> _Dataset excerpts_:
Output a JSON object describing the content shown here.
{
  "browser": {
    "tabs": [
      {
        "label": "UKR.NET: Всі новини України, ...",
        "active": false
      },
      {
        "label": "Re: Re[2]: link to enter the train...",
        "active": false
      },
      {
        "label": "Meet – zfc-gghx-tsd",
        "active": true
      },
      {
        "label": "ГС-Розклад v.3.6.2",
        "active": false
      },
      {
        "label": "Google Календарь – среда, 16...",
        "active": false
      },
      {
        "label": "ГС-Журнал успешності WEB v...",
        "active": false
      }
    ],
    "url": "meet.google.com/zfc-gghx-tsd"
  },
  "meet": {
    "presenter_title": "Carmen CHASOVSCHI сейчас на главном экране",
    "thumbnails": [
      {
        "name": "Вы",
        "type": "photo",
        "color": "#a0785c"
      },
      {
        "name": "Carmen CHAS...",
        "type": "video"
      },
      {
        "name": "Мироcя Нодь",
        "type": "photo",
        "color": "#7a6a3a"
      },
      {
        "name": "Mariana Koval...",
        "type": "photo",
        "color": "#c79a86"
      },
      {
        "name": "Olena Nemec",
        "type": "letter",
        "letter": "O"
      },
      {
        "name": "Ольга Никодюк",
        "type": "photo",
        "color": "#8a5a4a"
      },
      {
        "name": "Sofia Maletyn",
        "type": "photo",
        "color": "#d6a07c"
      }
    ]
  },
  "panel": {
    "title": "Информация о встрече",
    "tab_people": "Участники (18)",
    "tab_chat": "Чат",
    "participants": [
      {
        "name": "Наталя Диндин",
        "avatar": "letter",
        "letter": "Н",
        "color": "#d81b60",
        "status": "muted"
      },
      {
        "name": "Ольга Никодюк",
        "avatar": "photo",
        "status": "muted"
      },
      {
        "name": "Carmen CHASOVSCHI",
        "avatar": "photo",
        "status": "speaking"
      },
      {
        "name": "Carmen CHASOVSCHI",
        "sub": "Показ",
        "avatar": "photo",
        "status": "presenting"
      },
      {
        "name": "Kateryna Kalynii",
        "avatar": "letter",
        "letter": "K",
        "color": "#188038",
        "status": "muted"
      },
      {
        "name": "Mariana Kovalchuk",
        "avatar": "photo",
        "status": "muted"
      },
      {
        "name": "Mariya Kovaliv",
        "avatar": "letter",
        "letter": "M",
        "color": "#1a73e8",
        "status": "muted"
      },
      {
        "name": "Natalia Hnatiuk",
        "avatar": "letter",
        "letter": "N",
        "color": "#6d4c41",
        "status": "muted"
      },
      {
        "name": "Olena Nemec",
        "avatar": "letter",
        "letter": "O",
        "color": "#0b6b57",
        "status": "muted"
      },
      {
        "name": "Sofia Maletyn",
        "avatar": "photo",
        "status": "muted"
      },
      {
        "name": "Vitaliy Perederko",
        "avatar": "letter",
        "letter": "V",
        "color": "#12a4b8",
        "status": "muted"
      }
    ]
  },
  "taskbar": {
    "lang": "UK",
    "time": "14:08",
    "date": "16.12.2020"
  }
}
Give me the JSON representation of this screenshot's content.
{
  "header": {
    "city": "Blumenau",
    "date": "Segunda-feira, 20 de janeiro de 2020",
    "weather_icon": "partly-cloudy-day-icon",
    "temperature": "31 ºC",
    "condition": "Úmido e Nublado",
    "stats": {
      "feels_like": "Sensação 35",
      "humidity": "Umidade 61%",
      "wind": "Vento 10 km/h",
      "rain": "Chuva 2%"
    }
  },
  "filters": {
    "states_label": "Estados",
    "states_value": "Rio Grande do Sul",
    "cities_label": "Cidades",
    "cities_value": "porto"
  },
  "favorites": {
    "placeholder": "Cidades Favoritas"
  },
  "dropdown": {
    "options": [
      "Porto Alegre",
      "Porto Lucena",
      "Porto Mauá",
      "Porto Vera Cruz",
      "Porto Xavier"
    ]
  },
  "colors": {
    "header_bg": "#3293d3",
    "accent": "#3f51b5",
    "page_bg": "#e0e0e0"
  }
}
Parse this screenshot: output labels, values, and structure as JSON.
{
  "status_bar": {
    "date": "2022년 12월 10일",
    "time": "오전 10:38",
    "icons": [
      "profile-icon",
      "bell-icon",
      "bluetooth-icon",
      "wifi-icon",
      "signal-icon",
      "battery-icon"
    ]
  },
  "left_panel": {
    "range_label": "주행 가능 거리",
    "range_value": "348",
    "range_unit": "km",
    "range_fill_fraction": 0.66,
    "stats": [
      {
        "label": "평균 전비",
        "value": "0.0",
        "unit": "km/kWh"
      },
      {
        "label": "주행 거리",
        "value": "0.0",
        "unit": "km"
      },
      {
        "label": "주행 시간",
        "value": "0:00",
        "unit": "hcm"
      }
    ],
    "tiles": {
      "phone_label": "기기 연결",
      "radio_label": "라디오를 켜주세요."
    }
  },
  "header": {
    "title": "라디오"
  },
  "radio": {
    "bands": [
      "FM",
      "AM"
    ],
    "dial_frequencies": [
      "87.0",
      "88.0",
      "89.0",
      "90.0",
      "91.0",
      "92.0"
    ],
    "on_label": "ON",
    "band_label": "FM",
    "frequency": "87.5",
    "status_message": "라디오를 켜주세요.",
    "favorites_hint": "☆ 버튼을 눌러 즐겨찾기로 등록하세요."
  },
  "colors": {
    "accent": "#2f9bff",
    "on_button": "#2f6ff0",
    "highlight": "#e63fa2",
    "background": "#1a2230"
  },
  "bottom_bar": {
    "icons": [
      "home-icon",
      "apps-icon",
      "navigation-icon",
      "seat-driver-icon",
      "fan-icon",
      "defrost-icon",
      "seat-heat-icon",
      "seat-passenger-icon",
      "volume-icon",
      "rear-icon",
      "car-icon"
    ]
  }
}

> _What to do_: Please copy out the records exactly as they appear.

> _Solution below_:
Output a JSON object describing the content shown here.
{
  "browser": {
    "tabs": [
      {
        "label": "UKR.NET: Всі новини України, ...",
        "active": false
      },
      {
        "label": "Re: Re[2]: link to enter the train...",
        "active": false
      },
      {
        "label": "Meet – zfc-gghx-tsd",
        "active": true
      },
      {
        "label": "ГС-Розклад v.3.6.2",
        "active": false
      },
      {
        "label": "Google Календарь – среда, 16...",
        "active": false
      },
      {
        "label": "ГС-Журнал успешності WEB v...",
        "active": false
      }
    ],
    "url": "meet.google.com/zfc-gghx-tsd"
  },
  "meet": {
    "presenter_title": "Carmen CHASOVSCHI сейчас на главном экране",
    "thumbnails": [
      {
        "name": "Вы",
        "type": "photo",
        "color": "#a0785c"
      },
      {
        "name": "Carmen CHAS...",
        "type": "video"
      },
      {
        "name": "Мироcя Нодь",
        "type": "photo",
        "color": "#7a6a3a"
      },
      {
        "name": "Mariana Koval...",
        "type": "photo",
        "color": "#c79a86"
      },
      {
        "name": "Olena Nemec",
        "type": "letter",
        "letter": "O"
      },
      {
        "name": "Ольга Никодюк",
        "type": "photo",
        "color": "#8a5a4a"
      },
      {
        "name": "Sofia Maletyn",
        "type": "photo",
        "color": "#d6a07c"
      }
    ]
  },
  "panel": {
    "title": "Информация о встрече",
    "tab_people": "Участники (18)",
    "tab_chat": "Чат",
    "participants": [
      {
        "name": "Наталя Диндин",
        "avatar": "letter",
        "letter": "Н",
        "color": "#d81b60",
        "status": "muted"
      },
      {
        "name": "Ольга Никодюк",
        "avatar": "photo",
        "status": "muted"
      },
      {
        "name": "Carmen CHASOVSCHI",
        "avatar": "photo",
        "status": "speaking"
      },
      {
        "name": "Carmen CHASOVSCHI",
        "sub": "Показ",
        "avatar": "photo",
        "status": "presenting"
      },
      {
        "name": "Kateryna Kalynii",
        "avatar": "letter",
        "letter": "K",
        "color": "#188038",
        "status": "muted"
      },
      {
        "name": "Mariana Kovalchuk",
        "avatar": "photo",
        "status": "muted"
      },
      {
        "name": "Mariya Kovaliv",
        "avatar": "letter",
        "letter": "M",
        "color": "#1a73e8",
        "status": "muted"
      },
      {
        "name": "Natalia Hnatiuk",
        "avatar": "letter",
        "letter": "N",
        "color": "#6d4c41",
        "status": "muted"
      },
      {
        "name": "Olena Nemec",
        "avatar": "letter",
        "letter": "O",
        "color": "#0b6b57",
        "status": "muted"
      },
      {
        "name": "Sofia Maletyn",
        "avatar": "photo",
        "status": "muted"
      },
      {
        "name": "Vitaliy Perederko",
        "avatar": "letter",
        "letter": "V",
        "color": "#12a4b8",
        "status": "muted"
      }
    ]
  },
  "taskbar": {
    "lang": "UK",
    "time": "14:08",
    "date": "16.12.2020"
  }
}
Give me the JSON representation of this screenshot's content.
{
  "header": {
    "city": "Blumenau",
    "date": "Segunda-feira, 20 de janeiro de 2020",
    "weather_icon": "partly-cloudy-day-icon",
    "temperature": "31 ºC",
    "condition": "Úmido e Nublado",
    "stats": {
      "feels_like": "Sensação 35",
      "humidity": "Umidade 61%",
      "wind": "Vento 10 km/h",
      "rain": "Chuva 2%"
    }
  },
  "filters": {
    "states_label": "Estados",
    "states_value": "Rio Grande do Sul",
    "cities_label": "Cidades",
    "cities_value": "porto"
  },
  "favorites": {
    "placeholder": "Cidades Favoritas"
  },
  "dropdown": {
    "options": [
      "Porto Alegre",
      "Porto Lucena",
      "Porto Mauá",
      "Porto Vera Cruz",
      "Porto Xavier"
    ]
  },
  "colors": {
    "header_bg": "#3293d3",
    "accent": "#3f51b5",
    "page_bg": "#e0e0e0"
  }
}
Parse this screenshot: output labels, values, and structure as JSON.
{
  "status_bar": {
    "date": "2022년 12월 10일",
    "time": "오전 10:38",
    "icons": [
      "profile-icon",
      "bell-icon",
      "bluetooth-icon",
      "wifi-icon",
      "signal-icon",
      "battery-icon"
    ]
  },
  "left_panel": {
    "range_label": "주행 가능 거리",
    "range_value": "348",
    "range_unit": "km",
    "range_fill_fraction": 0.66,
    "stats": [
      {
        "label": "평균 전비",
        "value": "0.0",
        "unit": "km/kWh"
      },
      {
        "label": "주행 거리",
        "value": "0.0",
        "unit": "km"
      },
      {
        "label": "주행 시간",
        "value": "0:00",
        "unit": "hcm"
      }
    ],
    "tiles": {
      "phone_label": "기기 연결",
      "radio_label": "라디오를 켜주세요."
    }
  },
  "header": {
    "title": "라디오"
  },
  "radio": {
    "bands": [
      "FM",
      "AM"
    ],
    "dial_frequencies": [
      "87.0",
      "88.0",
      "89.0",
      "90.0",
      "91.0",
      "92.0"
    ],
    "on_label": "ON",
    "band_label": "FM",
    "frequency": "87.5",
    "status_message": "라디오를 켜주세요.",
    "favorites_hint": "☆ 버튼을 눌러 즐겨찾기로 등록하세요."
  },
  "colors": {
    "accent": "#2f9bff",
    "on_button": "#2f6ff0",
    "highlight": "#e63fa2",
    "background": "#1a2230"
  },
  "bottom_bar": {
    "icons": [
      "home-icon",
      "apps-icon",
      "navigation-icon",
      "seat-driver-icon",
      "fan-icon",
      "defrost-icon",
      "seat-heat-icon",
      "seat-passenger-icon",
      "volume-icon",
      "rear-icon",
      "car-icon"
    ]
  }
}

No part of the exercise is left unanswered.